Directions for this task -> Gather all lines from the material that contain "data".

Records for this task ->
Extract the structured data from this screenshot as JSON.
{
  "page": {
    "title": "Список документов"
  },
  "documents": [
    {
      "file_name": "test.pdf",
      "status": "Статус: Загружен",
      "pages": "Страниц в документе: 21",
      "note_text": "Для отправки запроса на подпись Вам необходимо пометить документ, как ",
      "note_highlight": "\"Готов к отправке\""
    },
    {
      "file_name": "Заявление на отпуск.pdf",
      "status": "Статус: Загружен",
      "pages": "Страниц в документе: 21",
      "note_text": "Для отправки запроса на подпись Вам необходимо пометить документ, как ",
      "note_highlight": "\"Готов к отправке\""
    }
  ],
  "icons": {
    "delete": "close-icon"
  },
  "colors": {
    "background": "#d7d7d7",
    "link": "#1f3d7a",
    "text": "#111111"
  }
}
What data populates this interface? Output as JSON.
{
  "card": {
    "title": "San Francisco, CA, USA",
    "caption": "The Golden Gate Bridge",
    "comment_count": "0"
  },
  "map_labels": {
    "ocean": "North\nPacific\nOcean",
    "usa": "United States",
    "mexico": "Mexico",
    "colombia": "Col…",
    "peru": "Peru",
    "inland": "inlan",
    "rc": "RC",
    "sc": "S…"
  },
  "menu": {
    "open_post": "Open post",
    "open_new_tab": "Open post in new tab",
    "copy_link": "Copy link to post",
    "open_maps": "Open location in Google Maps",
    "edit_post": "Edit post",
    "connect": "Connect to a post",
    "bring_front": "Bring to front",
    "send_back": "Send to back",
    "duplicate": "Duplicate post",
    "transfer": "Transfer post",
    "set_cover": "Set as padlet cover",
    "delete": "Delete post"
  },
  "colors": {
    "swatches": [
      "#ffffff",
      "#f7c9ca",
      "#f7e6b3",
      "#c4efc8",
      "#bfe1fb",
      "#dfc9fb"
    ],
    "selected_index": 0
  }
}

Exercise response ->
Extract the structured data from this screenshot as JSON.
What data populates this interface? Output as JSON.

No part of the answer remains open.